> EXERCISE REQUIREMENTS: Go through the entries and count the lines with the string "packages" in them. Give only that number.

> THE RECORDS:

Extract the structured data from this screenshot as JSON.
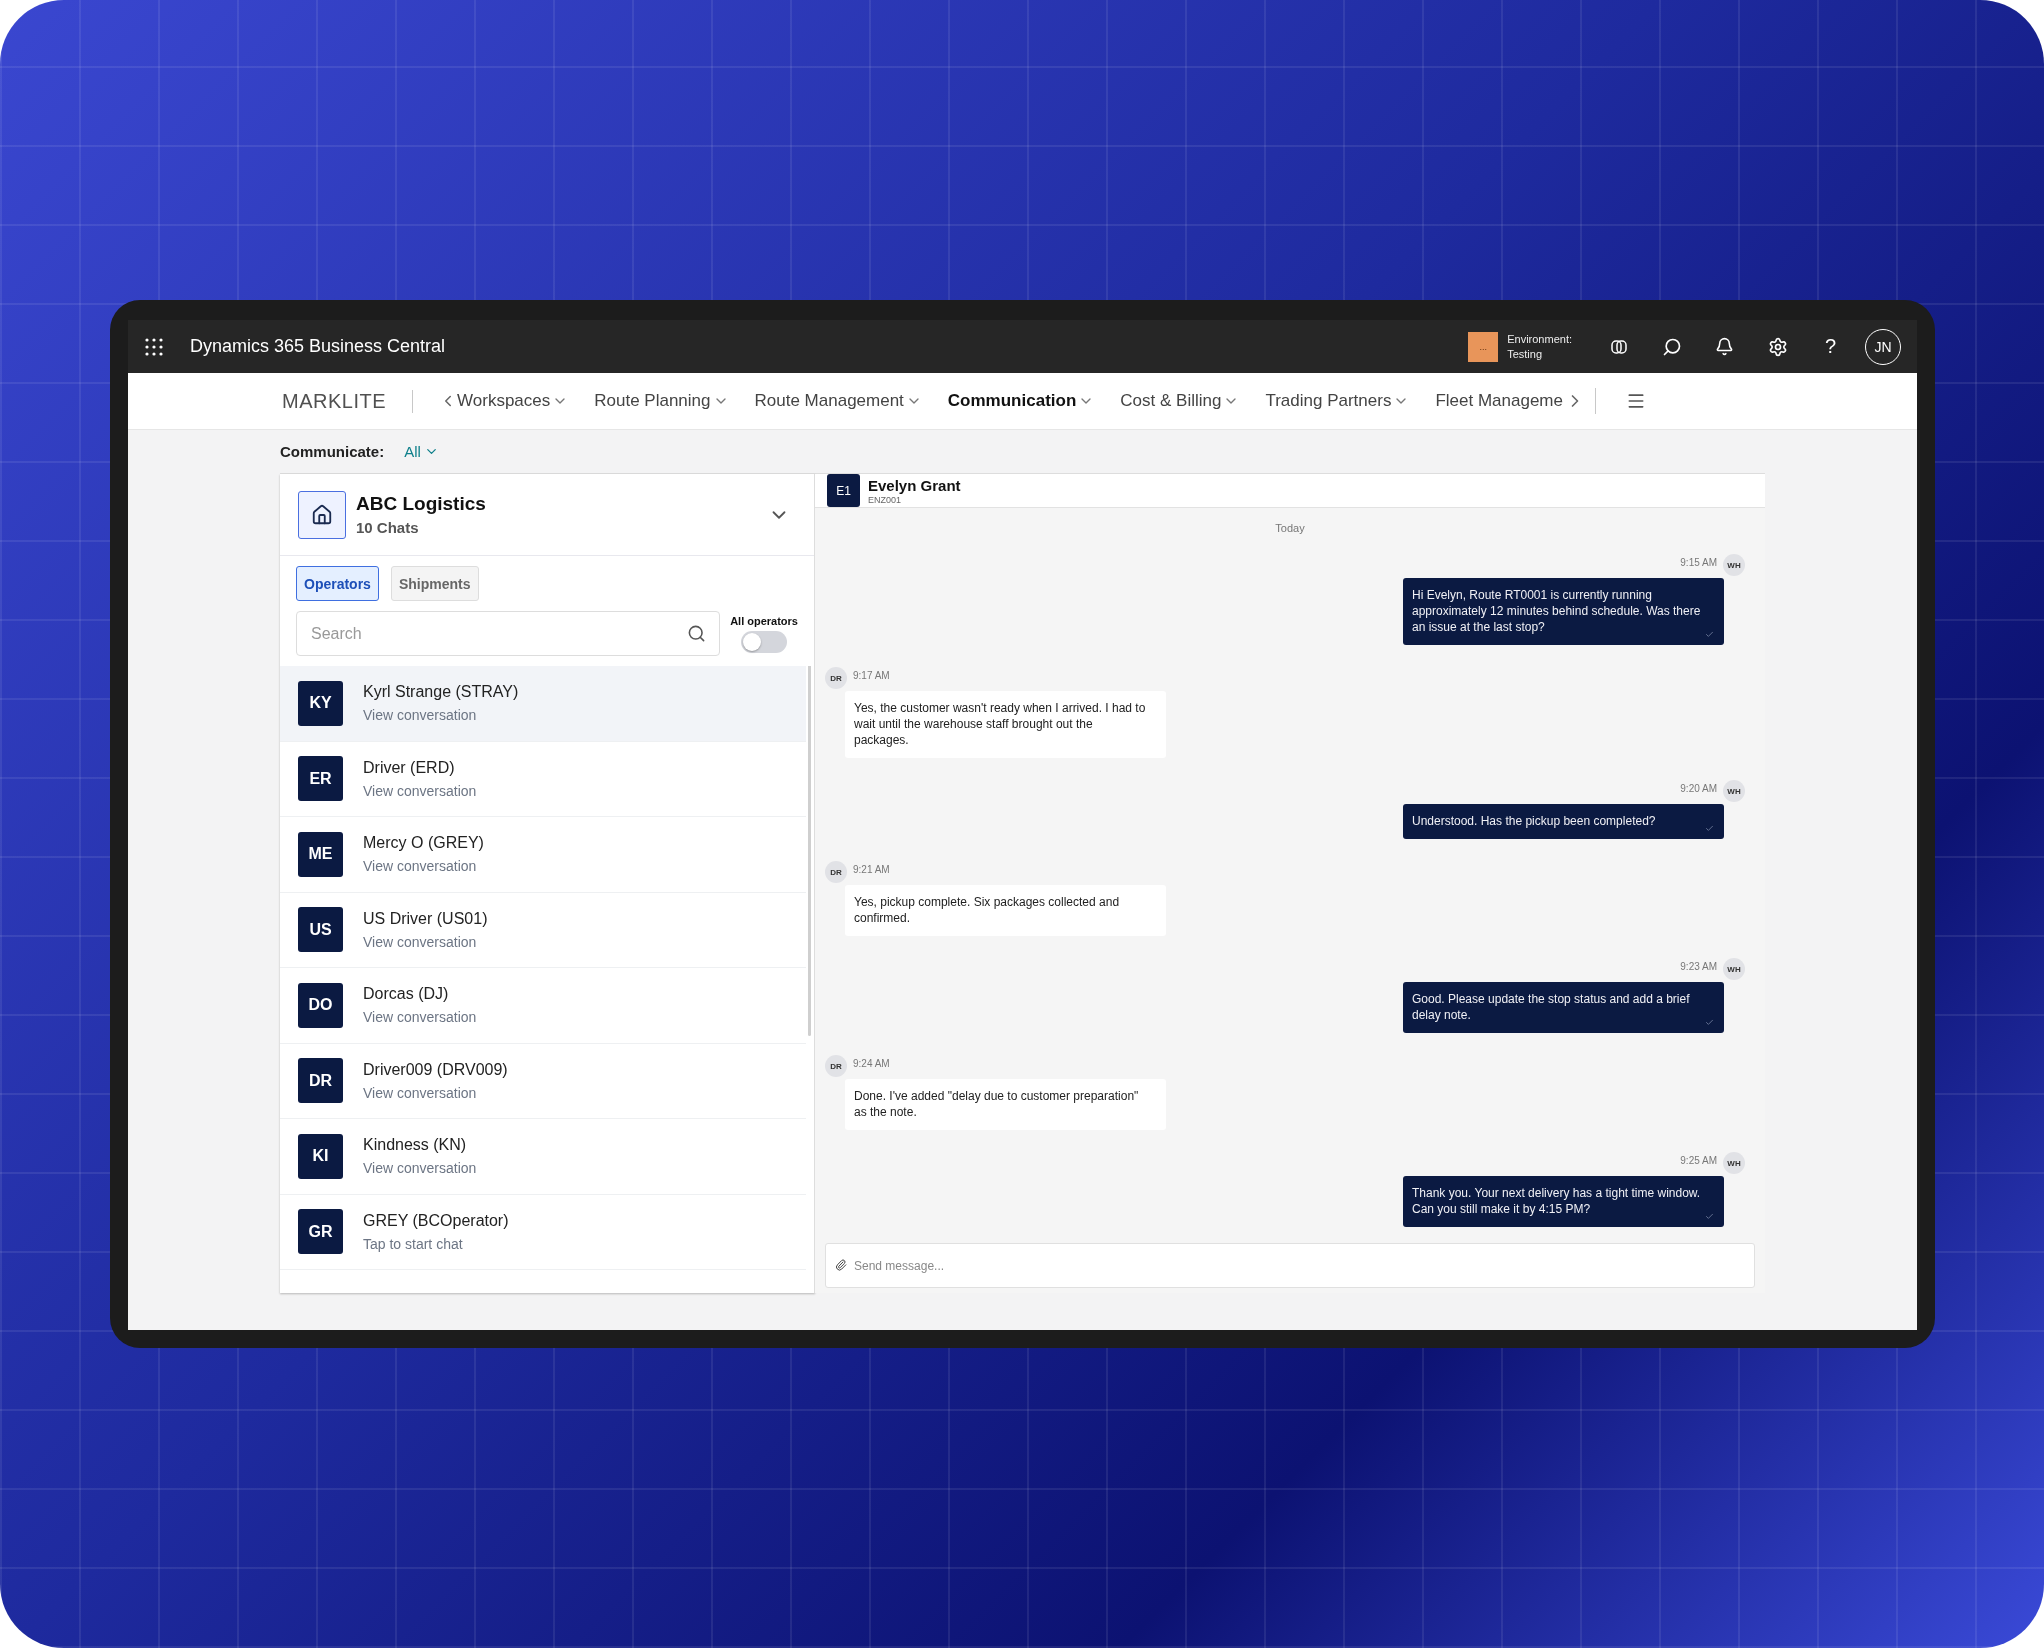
{
  "app_bar": {
    "title": "Dynamics 365 Business Central",
    "environment_label": "Environment:",
    "environment_value": "Testing",
    "environment_badge": "...",
    "user_initials": "JN",
    "help_glyph": "?"
  },
  "nav": {
    "brand": "MARKLITE",
    "items": [
      {
        "label": "Workspaces",
        "selected": false
      },
      {
        "label": "Route Planning",
        "selected": false
      },
      {
        "label": "Route Management",
        "selected": false
      },
      {
        "label": "Communication",
        "selected": true
      },
      {
        "label": "Cost & Billing",
        "selected": false
      },
      {
        "label": "Trading Partners",
        "selected": false
      },
      {
        "label": "Fleet Manageme",
        "selected": false
      }
    ]
  },
  "filter": {
    "label": "Communicate:",
    "value": "All"
  },
  "company": {
    "name": "ABC Logistics",
    "subtitle": "10 Chats"
  },
  "tabs": [
    {
      "label": "Operators",
      "selected": true
    },
    {
      "label": "Shipments",
      "selected": false
    }
  ],
  "search": {
    "placeholder": "Search"
  },
  "all_operators": {
    "label": "All operators",
    "on": false
  },
  "contacts": [
    {
      "initials": "KY",
      "name": "Kyrl Strange (STRAY)",
      "subtitle": "View conversation",
      "selected": true
    },
    {
      "initials": "ER",
      "name": "Driver (ERD)",
      "subtitle": "View conversation",
      "selected": false
    },
    {
      "initials": "ME",
      "name": "Mercy O (GREY)",
      "subtitle": "View conversation",
      "selected": false
    },
    {
      "initials": "US",
      "name": "US Driver (US01)",
      "subtitle": "View conversation",
      "selected": false
    },
    {
      "initials": "DO",
      "name": "Dorcas (DJ)",
      "subtitle": "View conversation",
      "selected": false
    },
    {
      "initials": "DR",
      "name": "Driver009 (DRV009)",
      "subtitle": "View conversation",
      "selected": false
    },
    {
      "initials": "KI",
      "name": "Kindness (KN)",
      "subtitle": "View conversation",
      "selected": false
    },
    {
      "initials": "GR",
      "name": "GREY (BCOperator)",
      "subtitle": "Tap to start chat",
      "selected": false
    }
  ],
  "chat": {
    "initials": "E1",
    "name": "Evelyn Grant",
    "code": "ENZ001",
    "day": "Today",
    "placeholder": "Send message...",
    "messages": [
      {
        "kind": "outgoing",
        "time": "9:15 AM",
        "avatar": "WH",
        "text": "Hi Evelyn, Route RT0001 is currently running approximately 12 minutes behind schedule. Was there an issue at the last stop?"
      },
      {
        "kind": "incoming",
        "time": "9:17 AM",
        "avatar": "DR",
        "text": "Yes, the customer wasn't ready when I arrived. I had to wait until the warehouse staff brought out the packages."
      },
      {
        "kind": "outgoing",
        "time": "9:20 AM",
        "avatar": "WH",
        "text": "Understood. Has the pickup been completed?"
      },
      {
        "kind": "incoming",
        "time": "9:21 AM",
        "avatar": "DR",
        "text": "Yes, pickup complete. Six packages collected and confirmed."
      },
      {
        "kind": "outgoing",
        "time": "9:23 AM",
        "avatar": "WH",
        "text": "Good. Please update the stop status and add a brief delay note."
      },
      {
        "kind": "incoming",
        "time": "9:24 AM",
        "avatar": "DR",
        "text": "Done. I've added \"delay due to customer preparation\" as the note."
      },
      {
        "kind": "outgoing",
        "time": "9:25 AM",
        "avatar": "WH",
        "text": "Thank you. Your next delivery has a tight time window. Can you still make it by 4:15 PM?"
      }
    ]
  }
}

> RESPONSE TO THIS EXERCISE: 2